A group of Muslims attacked a Christian village in southern Egypt last week in an attack that injured two Coptic believers and a firefighter, each of whom needed to be hospitalized.
The Minya Coptic Orthodox Diocese announced that at least four Christian homes in the village of Demshaw Hachem were attacked and looted last Friday by "extremists" who objected to the houses being used as churches.
"Extremists attacked Copts, stole quantities of jewelry and money, destroyed household appliances and set fire to property," the diocese's statement reads, according to AFP.
Those who attacked the homes were either residents of the village or came from nearby areas.
The attack came as the threats and reports of an attack on the Christian community had been rumored for several days.
Although the church informed authorities of the threat of a possible attack, the diocese statement explains that authorities only came to the Christians' aid after the attack occurred. As many as 38 suspects have reportedly been arrested in connection with the attack.
According to Middle East Eye, the diocese believes that the lack of proactive measures from authorities contributed to the impact of the attack.
"The likelihood of the recurrence of such attacks is very high, as long as the perpetrators are not punished," the diocese said.
As approximately 10 percent of the Egyptian population is Christian, Egypt currently ranks as the 17th worst nation in the world when it comes to Christian persecution, according to Open Doors USA's 2018 World Watch List.
In Egypt, Christians often face restrictions on building places of worship. When they do manage to gather for worship, Copts often face hostility.
Over the last few years, Coptic Christians have been subjected to numerous brutal attacks and church bombings carried by Islamic extremists.
A similar attack to the one that occured last Friday in Demshaw Hachem occurred in the nearby village of Ezbet Sultan Pasha weeks earlier.
According to World Watch Monitor, the first protest against Christians in Ezbet Sultan Pasha began on July 6 after rumors circulated that an application was submitted to build a church in the town.
"The protesters were chanting slogans against us (Copts), such as 'We don't want a church in our village,'" Resident Hany Farouk told the persecution news outlet at the time. "We locked ourselves in our homes during the demonstration because we were afraid that they would attack us. Police didn't do anything to disperse the demonstrators and didn't arrest anyone of them."
Demonstrations against the Christians in the village would continue on July 7 without any police intervention.
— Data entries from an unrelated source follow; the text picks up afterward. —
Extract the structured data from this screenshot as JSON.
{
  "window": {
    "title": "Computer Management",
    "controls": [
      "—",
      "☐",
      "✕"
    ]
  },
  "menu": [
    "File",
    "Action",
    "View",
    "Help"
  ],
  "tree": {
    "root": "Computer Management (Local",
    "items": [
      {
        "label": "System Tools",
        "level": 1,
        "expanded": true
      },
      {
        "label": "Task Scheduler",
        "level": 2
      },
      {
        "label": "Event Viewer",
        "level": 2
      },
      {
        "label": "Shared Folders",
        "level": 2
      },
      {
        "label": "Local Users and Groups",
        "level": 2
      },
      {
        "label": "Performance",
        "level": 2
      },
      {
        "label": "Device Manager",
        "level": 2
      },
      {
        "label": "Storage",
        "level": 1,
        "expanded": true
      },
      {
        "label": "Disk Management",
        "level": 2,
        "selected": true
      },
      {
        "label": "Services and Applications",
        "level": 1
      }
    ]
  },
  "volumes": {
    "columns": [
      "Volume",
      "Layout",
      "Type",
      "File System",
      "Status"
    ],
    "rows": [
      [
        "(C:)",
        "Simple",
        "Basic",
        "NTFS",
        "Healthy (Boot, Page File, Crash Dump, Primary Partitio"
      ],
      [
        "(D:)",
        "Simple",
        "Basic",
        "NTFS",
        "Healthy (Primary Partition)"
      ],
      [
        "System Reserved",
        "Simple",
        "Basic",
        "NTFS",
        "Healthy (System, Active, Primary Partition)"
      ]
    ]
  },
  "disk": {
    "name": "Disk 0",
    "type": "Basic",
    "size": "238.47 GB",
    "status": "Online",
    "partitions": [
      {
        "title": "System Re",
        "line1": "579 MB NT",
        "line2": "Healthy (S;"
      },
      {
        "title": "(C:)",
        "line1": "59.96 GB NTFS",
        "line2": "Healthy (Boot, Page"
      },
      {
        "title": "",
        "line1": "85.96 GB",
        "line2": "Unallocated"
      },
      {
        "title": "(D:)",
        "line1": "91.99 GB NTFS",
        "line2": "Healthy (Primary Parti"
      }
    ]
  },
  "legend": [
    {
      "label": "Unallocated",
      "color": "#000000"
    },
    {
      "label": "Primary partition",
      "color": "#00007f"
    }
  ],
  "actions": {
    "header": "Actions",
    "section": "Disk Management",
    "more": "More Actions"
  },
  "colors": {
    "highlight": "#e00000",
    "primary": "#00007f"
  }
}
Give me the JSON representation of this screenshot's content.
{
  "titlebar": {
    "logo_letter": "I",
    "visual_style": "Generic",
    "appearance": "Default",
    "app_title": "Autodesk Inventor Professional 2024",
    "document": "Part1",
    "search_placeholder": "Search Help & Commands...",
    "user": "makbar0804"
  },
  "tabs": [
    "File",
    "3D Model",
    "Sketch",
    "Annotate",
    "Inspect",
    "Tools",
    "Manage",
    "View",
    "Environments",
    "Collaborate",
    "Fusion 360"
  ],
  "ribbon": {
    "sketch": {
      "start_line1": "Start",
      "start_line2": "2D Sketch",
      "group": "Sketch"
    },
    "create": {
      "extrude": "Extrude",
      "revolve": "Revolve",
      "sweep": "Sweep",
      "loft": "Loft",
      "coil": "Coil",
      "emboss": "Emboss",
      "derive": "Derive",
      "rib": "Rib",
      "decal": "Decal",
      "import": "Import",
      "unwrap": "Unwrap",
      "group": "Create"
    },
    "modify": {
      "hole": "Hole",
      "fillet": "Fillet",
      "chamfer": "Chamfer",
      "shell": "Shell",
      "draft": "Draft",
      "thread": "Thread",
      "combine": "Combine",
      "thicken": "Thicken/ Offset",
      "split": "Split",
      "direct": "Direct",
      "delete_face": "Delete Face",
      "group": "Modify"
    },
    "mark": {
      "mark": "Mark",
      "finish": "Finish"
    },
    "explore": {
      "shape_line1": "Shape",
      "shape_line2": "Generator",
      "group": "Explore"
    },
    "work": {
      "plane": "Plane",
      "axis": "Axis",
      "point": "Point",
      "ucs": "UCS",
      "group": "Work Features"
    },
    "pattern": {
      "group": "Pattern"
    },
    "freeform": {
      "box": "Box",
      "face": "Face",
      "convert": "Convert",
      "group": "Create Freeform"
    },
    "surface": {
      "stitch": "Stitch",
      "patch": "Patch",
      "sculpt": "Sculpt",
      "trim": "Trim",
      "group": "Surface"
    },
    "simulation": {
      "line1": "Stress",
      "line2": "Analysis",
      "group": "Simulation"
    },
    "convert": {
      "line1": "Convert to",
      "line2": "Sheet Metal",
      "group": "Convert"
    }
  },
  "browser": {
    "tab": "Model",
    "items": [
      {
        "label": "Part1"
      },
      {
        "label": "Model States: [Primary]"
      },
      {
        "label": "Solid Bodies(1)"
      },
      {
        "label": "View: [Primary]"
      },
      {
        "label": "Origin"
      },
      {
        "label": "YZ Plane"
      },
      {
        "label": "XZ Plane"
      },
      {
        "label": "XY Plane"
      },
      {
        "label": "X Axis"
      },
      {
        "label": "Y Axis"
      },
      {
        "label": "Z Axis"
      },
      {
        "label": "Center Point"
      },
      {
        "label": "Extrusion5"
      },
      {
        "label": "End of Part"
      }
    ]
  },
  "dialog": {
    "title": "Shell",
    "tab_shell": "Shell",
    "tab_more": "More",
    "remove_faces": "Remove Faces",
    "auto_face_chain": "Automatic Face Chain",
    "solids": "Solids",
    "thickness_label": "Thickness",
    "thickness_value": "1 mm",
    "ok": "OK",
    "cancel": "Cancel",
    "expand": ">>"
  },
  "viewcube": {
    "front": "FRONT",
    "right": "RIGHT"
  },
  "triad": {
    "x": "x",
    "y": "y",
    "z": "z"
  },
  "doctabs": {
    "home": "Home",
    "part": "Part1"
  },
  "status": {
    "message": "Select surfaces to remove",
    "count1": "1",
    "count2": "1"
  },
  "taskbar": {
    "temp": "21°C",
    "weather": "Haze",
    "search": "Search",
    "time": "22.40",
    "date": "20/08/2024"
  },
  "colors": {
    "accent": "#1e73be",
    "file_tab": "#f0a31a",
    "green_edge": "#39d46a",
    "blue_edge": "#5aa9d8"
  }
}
On July 13, an even bigger mob that also included residents from other villages began to throw bricks and projectiles at the church and a Coptic-owned house next door.
"They were shouting 'Allahu akbar' (Allah is the greatest) and chanting hostile slogans against Copts, such as: 'We will not allow any church to exist in our Muslim village,' 'We will not allow any other prayers to be held in our Muslim village except our prayers,'" Farouk was quoted as saying.
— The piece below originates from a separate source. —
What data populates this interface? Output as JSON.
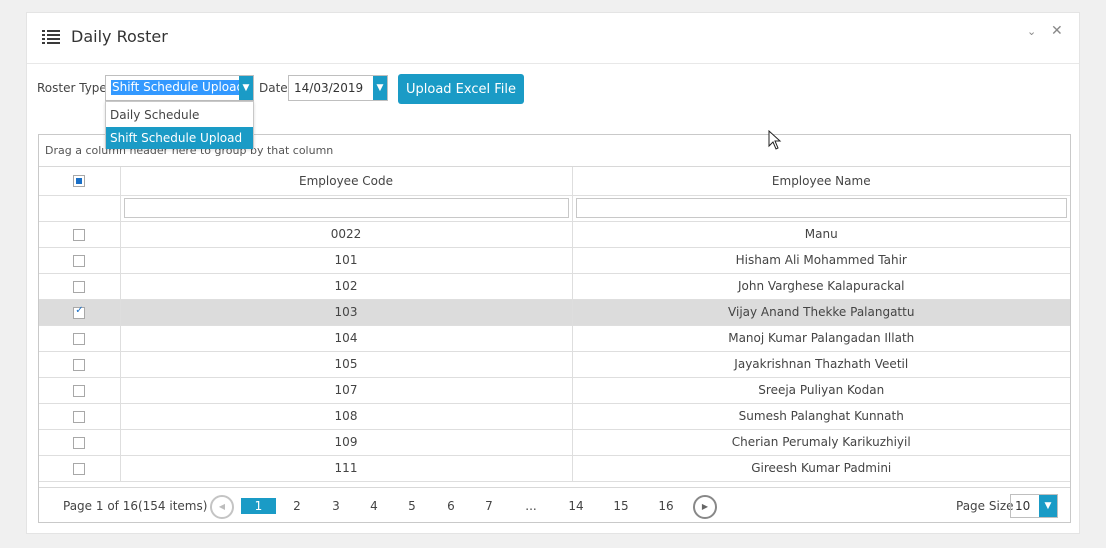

Christians in the Luxor governate have also faced similar struggles. The diocese has seen at least eight churches close while seeking official recognition by the government, according to another World Watch Monitor report.
In August, the eighth church closed after villagers protested against the church building being recognized.
In May 2017, gunmen killed 28 people and injured 22 others when they opened fired on a convoy transporting Copts from Minya making a pilgrimage to the Monastery of Saint Samuel the Confessor.